» What is needed
The answer must consist of every line in the records below that contains the string "true".

» Records shown
• • • • • • •
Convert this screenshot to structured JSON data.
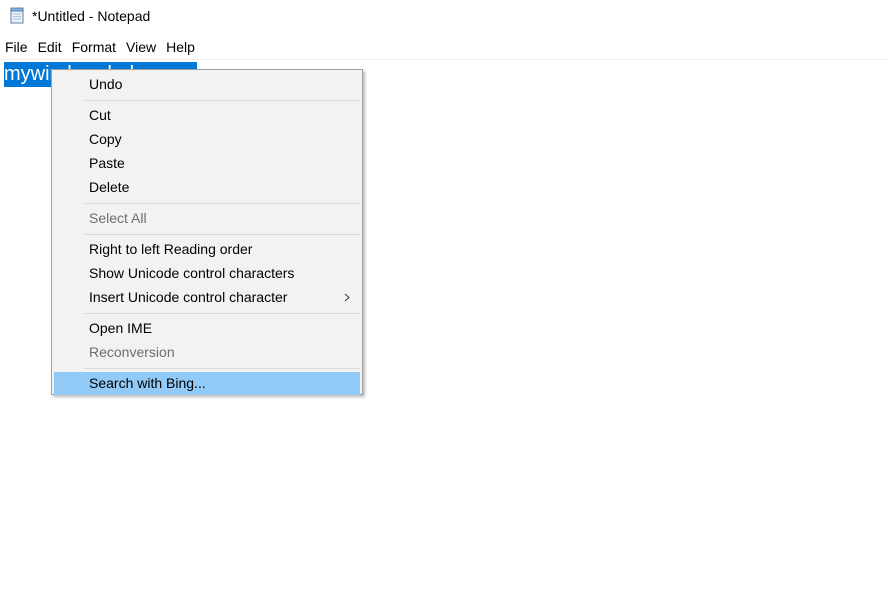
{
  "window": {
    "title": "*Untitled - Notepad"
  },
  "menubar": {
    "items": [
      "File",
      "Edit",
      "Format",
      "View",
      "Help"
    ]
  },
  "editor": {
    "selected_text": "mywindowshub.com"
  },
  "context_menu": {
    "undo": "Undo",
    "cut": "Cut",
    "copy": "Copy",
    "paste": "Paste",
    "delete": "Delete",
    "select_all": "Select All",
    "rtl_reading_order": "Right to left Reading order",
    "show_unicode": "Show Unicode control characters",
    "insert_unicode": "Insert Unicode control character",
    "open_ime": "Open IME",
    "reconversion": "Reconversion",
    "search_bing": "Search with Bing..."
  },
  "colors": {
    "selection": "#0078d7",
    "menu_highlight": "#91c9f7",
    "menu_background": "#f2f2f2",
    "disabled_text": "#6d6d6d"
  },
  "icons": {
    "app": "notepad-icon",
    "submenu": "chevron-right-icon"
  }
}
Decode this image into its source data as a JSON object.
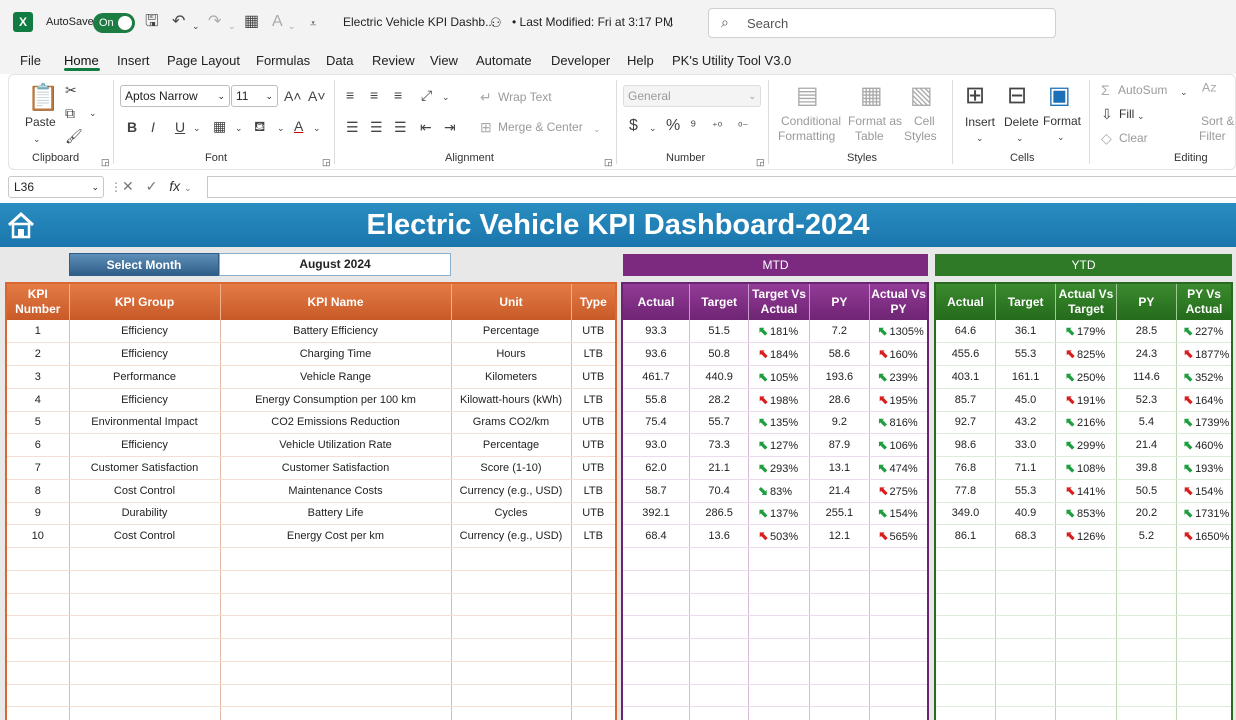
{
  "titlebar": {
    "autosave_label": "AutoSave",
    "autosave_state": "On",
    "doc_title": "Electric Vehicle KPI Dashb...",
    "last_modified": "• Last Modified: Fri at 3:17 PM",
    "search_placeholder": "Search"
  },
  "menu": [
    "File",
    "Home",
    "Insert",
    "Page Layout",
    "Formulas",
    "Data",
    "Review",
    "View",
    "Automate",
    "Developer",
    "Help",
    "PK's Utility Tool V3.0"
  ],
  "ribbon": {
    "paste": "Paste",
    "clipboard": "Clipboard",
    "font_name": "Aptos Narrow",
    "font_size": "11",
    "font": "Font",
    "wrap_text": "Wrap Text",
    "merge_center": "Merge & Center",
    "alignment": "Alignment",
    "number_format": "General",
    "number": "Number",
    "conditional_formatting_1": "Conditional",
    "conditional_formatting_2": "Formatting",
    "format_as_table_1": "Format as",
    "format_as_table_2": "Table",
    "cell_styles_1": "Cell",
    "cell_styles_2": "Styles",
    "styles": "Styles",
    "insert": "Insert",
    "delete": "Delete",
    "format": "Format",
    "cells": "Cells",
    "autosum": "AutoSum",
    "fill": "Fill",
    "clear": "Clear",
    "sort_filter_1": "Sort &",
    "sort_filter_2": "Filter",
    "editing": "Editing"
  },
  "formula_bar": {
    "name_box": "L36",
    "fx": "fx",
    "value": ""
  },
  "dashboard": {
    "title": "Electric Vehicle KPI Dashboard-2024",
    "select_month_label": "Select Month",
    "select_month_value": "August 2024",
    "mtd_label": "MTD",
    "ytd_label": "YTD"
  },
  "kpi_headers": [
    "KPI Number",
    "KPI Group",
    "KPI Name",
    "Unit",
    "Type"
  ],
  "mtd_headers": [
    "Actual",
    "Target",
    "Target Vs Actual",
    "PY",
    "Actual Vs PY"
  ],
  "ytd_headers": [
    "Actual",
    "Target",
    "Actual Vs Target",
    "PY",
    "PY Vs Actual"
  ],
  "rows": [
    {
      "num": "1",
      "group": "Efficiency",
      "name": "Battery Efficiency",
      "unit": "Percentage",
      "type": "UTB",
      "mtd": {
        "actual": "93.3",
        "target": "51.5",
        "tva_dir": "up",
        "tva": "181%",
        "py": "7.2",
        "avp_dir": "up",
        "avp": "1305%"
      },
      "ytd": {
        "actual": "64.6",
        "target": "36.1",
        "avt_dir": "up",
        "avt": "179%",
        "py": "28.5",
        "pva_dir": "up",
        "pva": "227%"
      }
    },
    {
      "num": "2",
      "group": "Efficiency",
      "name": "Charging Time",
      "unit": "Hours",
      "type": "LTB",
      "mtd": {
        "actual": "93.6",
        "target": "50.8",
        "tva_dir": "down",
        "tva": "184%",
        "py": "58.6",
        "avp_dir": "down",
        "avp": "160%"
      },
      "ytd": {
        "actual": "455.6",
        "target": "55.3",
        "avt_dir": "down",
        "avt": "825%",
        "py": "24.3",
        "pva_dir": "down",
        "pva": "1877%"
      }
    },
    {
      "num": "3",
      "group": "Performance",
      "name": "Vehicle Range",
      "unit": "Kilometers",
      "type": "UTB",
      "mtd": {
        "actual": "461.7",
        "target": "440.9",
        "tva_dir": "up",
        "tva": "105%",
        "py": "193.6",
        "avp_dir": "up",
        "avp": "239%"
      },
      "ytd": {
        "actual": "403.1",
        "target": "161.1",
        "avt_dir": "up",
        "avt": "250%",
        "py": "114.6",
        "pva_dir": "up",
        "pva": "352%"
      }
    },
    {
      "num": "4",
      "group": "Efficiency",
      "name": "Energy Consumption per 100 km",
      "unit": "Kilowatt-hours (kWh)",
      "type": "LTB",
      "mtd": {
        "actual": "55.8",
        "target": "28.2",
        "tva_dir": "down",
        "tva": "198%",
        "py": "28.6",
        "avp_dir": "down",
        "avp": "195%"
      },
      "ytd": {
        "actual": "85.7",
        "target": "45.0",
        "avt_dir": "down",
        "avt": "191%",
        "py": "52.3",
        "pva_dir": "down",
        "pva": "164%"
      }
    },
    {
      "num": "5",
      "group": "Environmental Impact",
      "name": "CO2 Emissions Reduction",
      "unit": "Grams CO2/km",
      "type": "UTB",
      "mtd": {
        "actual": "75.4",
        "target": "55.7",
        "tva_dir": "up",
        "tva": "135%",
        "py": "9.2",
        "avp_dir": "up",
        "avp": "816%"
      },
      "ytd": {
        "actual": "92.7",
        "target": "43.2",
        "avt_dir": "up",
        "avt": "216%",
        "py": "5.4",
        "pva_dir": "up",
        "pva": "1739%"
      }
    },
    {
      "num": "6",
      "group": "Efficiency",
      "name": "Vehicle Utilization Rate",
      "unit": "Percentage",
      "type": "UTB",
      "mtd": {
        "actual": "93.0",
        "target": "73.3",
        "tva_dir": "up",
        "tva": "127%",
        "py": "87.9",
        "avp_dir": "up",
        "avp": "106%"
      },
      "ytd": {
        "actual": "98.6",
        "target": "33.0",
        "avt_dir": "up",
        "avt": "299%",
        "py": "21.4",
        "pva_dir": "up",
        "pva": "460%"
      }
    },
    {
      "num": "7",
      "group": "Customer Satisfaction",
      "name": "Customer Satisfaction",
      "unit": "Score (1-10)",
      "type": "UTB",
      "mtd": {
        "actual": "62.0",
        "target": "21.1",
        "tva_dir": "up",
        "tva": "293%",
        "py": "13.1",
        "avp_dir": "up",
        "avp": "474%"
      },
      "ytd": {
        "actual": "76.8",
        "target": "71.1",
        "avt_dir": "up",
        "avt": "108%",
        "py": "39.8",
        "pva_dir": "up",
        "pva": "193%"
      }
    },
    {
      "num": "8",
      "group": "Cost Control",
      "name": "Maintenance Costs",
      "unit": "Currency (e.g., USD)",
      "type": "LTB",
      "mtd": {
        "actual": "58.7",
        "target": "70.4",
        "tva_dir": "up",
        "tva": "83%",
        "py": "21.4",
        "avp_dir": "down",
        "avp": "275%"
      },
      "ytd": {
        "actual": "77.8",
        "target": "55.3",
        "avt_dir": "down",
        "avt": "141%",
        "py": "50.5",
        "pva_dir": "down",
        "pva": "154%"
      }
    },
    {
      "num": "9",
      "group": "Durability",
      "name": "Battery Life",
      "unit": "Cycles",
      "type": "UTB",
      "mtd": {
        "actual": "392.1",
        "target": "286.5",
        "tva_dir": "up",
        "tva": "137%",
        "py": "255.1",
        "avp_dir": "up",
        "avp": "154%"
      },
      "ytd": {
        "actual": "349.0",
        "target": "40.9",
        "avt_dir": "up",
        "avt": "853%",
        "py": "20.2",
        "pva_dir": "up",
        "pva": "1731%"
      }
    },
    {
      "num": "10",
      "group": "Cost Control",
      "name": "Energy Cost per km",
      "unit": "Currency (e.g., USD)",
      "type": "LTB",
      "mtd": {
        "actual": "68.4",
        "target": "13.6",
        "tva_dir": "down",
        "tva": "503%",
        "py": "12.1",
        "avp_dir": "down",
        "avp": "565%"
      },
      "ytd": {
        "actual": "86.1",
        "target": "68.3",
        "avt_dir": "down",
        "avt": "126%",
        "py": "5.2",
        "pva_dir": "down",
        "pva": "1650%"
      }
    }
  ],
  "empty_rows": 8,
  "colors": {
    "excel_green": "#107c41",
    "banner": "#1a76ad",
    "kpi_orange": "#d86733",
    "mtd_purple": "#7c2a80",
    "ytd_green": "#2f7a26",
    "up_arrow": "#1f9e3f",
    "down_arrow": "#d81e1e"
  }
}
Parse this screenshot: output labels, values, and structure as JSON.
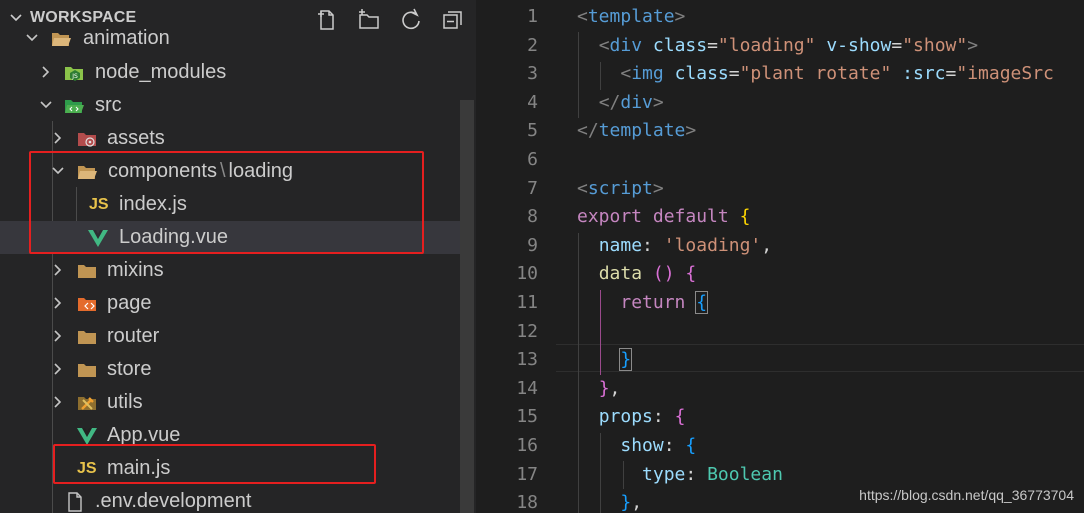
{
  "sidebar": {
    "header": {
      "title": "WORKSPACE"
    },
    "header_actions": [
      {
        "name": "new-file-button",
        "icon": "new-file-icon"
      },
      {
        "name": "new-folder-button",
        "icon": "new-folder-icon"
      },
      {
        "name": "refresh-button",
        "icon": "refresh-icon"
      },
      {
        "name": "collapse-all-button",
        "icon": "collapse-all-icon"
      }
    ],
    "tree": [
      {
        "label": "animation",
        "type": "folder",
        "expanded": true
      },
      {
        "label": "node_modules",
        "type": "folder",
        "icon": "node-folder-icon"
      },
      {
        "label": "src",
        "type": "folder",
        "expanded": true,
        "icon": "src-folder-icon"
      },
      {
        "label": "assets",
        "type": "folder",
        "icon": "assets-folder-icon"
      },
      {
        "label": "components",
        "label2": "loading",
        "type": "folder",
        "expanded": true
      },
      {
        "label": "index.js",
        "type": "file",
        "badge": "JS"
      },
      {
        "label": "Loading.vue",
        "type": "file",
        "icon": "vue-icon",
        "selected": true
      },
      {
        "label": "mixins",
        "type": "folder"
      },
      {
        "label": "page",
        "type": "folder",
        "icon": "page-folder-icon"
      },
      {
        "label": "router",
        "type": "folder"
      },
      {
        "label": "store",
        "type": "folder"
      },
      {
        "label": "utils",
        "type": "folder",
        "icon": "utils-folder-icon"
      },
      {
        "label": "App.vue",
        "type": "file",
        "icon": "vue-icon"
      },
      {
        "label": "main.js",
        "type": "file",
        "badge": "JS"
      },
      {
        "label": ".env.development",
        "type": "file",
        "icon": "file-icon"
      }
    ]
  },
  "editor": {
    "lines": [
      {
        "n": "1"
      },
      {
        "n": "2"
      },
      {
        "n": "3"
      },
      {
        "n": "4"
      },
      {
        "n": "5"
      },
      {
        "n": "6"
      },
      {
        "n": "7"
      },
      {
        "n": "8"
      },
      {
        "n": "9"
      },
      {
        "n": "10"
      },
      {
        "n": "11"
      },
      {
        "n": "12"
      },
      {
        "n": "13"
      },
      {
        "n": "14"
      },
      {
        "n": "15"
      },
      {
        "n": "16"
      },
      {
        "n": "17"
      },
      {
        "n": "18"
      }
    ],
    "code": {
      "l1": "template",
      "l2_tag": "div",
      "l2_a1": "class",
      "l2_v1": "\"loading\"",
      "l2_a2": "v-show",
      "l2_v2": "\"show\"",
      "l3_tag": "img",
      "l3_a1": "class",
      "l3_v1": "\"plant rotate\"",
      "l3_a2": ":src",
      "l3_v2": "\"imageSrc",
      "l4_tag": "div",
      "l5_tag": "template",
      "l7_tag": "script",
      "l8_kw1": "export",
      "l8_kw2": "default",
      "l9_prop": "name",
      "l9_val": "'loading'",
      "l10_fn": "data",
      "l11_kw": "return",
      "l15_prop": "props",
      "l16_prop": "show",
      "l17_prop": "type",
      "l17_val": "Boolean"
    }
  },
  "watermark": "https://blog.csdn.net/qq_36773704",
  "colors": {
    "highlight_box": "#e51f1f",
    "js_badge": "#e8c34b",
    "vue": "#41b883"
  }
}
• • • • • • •
» The answer
        "expanded": true
        "expanded": true,
        "expanded": true
        "selected": true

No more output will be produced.